You can also make your dough in a food processor if you’ve got one. Just put everything in, whiz until the flour looks like breadcrumbs, then tip the mixture on to your work surface and bring the dough together into one lump, using your hands.

Once you’ve made your dough you need to knead and work it with your hands to develop the gluten in the flour, otherwise your pasta will be flabby and soft when you cook it, instead of springy and al dente.

There’s no secret to kneading. You just have to bash the dough about a bit with your hands, squashing it into the table, reshaping it, pulling it, stretching it, squashing it again. You’ll know when to stop – it’s when your pasta starts to feel smooth and silky instead of rough and floury. Then all you need to do is wrap it in cling film and put it in the fridge to rest for at least half an hour before you use it. Make sure the cling film covers it well or it will dry out and go crusty round the edges (this will give you crusty lumps through your pasta when you roll it out, and nobody likes crusty lumps!).

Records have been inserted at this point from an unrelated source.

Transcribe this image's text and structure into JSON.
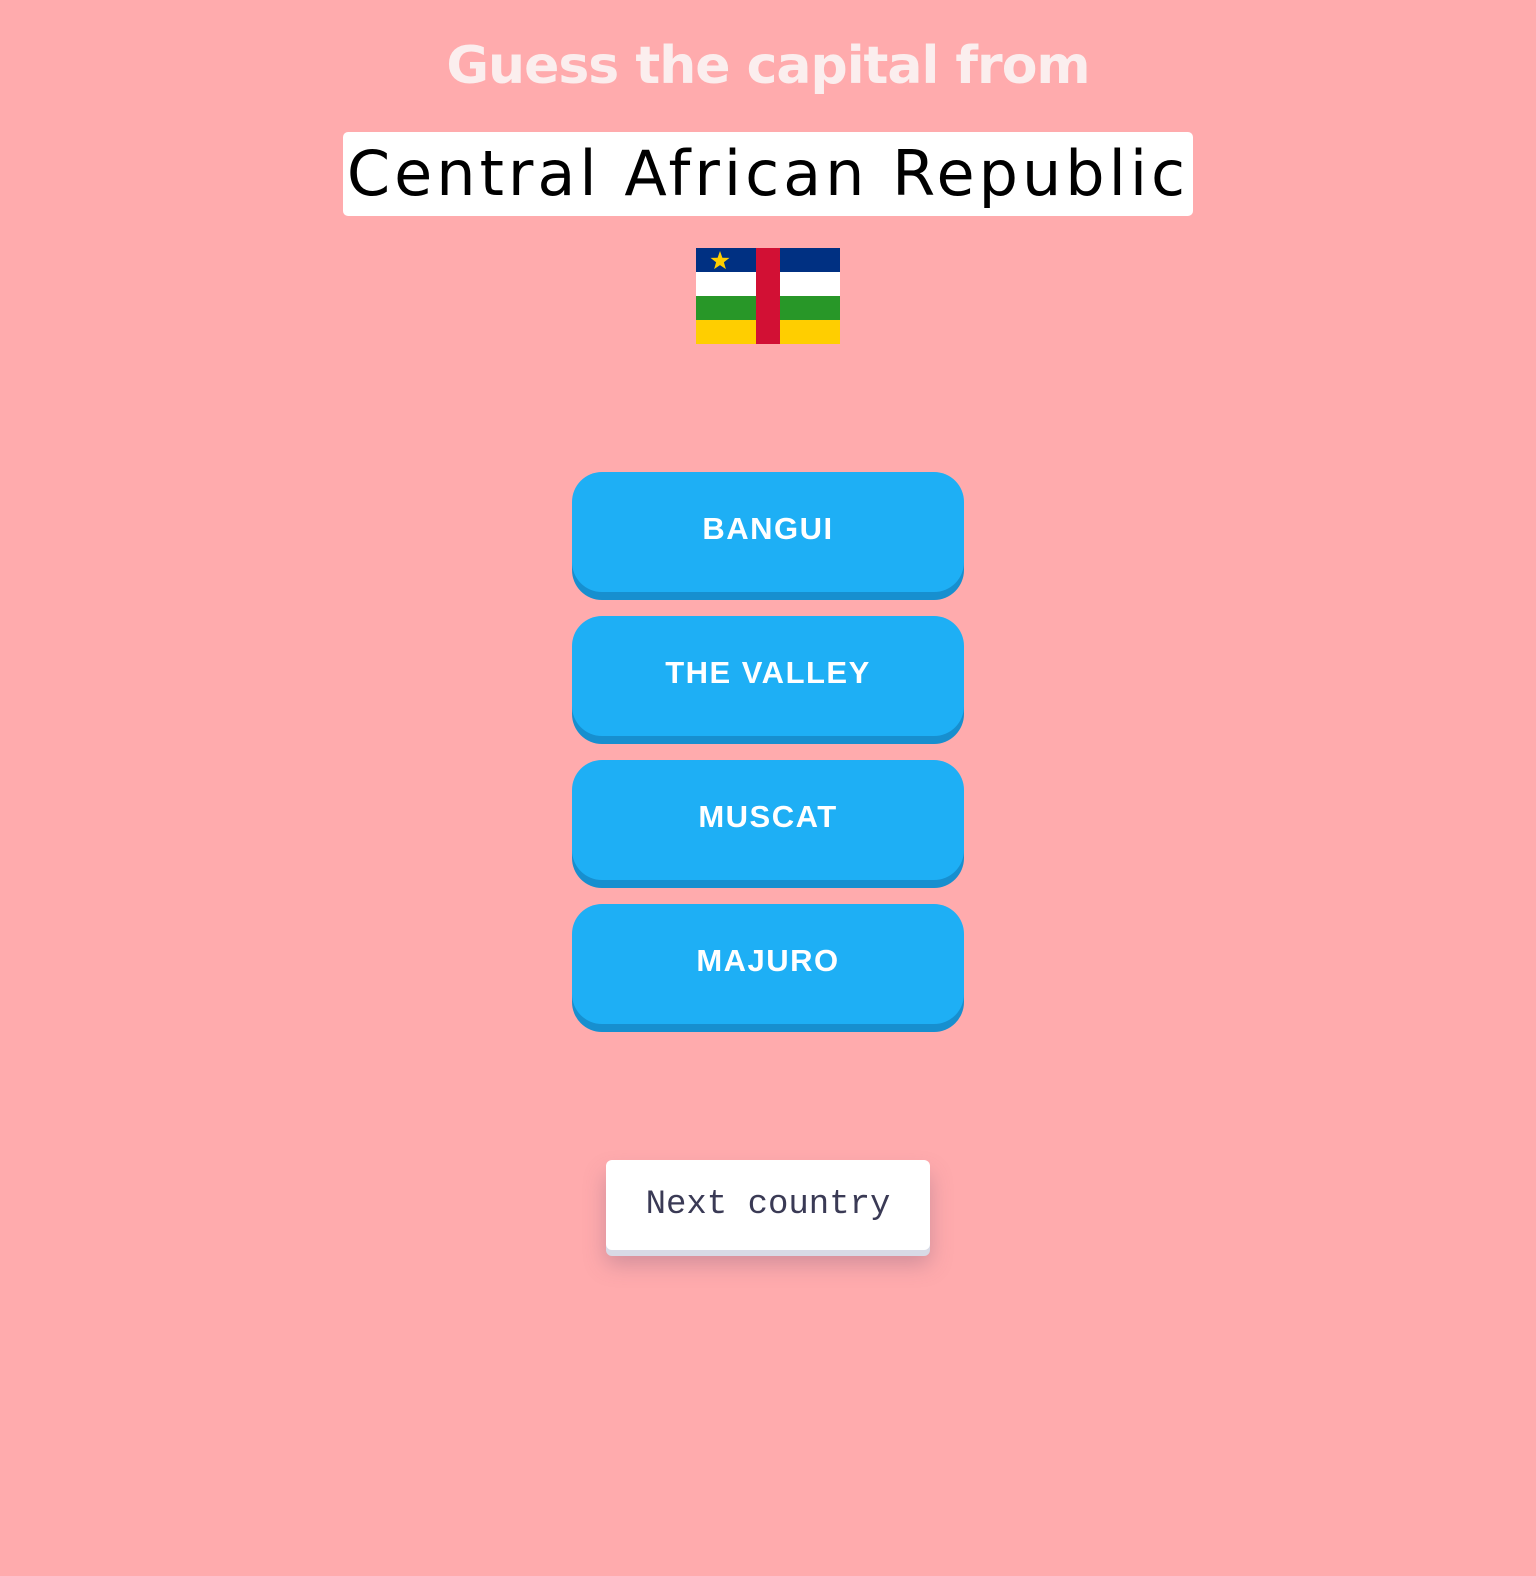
{
  "quiz": {
    "heading": "Guess the capital from",
    "country": "Central African Republic",
    "flag_icon": "central-african-republic-flag",
    "options": [
      "BANGUI",
      "THE VALLEY",
      "MUSCAT",
      "MAJURO"
    ],
    "next_label": "Next country"
  },
  "colors": {
    "background": "#ffabad",
    "option_button": "#1eaff5",
    "option_shadow": "#178fcf",
    "heading_text": "#fbeeee"
  }
}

Dust your work surface with some flour, take a lump of pasta dough the size of a large orange and press it out flat with your fingertips. Set the pasta machine at its widest setting – and roll the lump of pasta dough through it. Lightly dust the pasta with flour if it sticks at all. Click the machine down a setting and roll the pasta dough through again. Fold the pasta in half, click the pasta machine back up to the widest setting and roll the dough through again. Repeat this process five or six times. It might seem like you’re getting nowhere, but in fact you’re working the dough, and once you’ve folded it and fed it through the rollers a few times, you’ll feel the difference. It’ll be smooth as silk and this means you’re making wicked pasta!

Now it’s time to roll the dough out properly, working it through all the settings on the machine, from the widest down to around the narrowest. Lightly dust both sides of the pasta with a little flour every time you run it through. When you’ve got down to the narrowest setting, to give yourself a tidy sheet of pasta, fold the pasta in half lengthways, then in half again, then in half again once more until you’ve got a square-ish piece of dough. Turn it 90 degrees and feed it through the machine at the widest setting. As you roll it down through the settings for the last time, you should end up with a lovely rectangular silky sheet of dough with straight sides – just like a real pro! If your dough is a little cracked at the edges, fold it in half just once, click the machine back two settings and feed it through again. That should sort things out. Whether you’re rolling by hand or by machine you’ll need to know when to stop. If you’re making pasta like tagliatelle, lasagne or stracchi you’ll need to roll the pasta down to between the thickness of a beer mat and a playing card; if you’re making a stuffed pasta like ravioli or tortellini, you’ll need to roll it down slightly thinner or to the point where you can clearly see your hand or lines of newsprint through it.

Once you’ve rolled your pasta the way you want it, you need to shape or cut it straight away. Pasta dries much quicker than you think so whatever recipe you’re doing, don’t leave it more than a minute or two before cutting or shaping it. You can lay over a damp clean tea towel which will stop it from drying.

Buon Appetito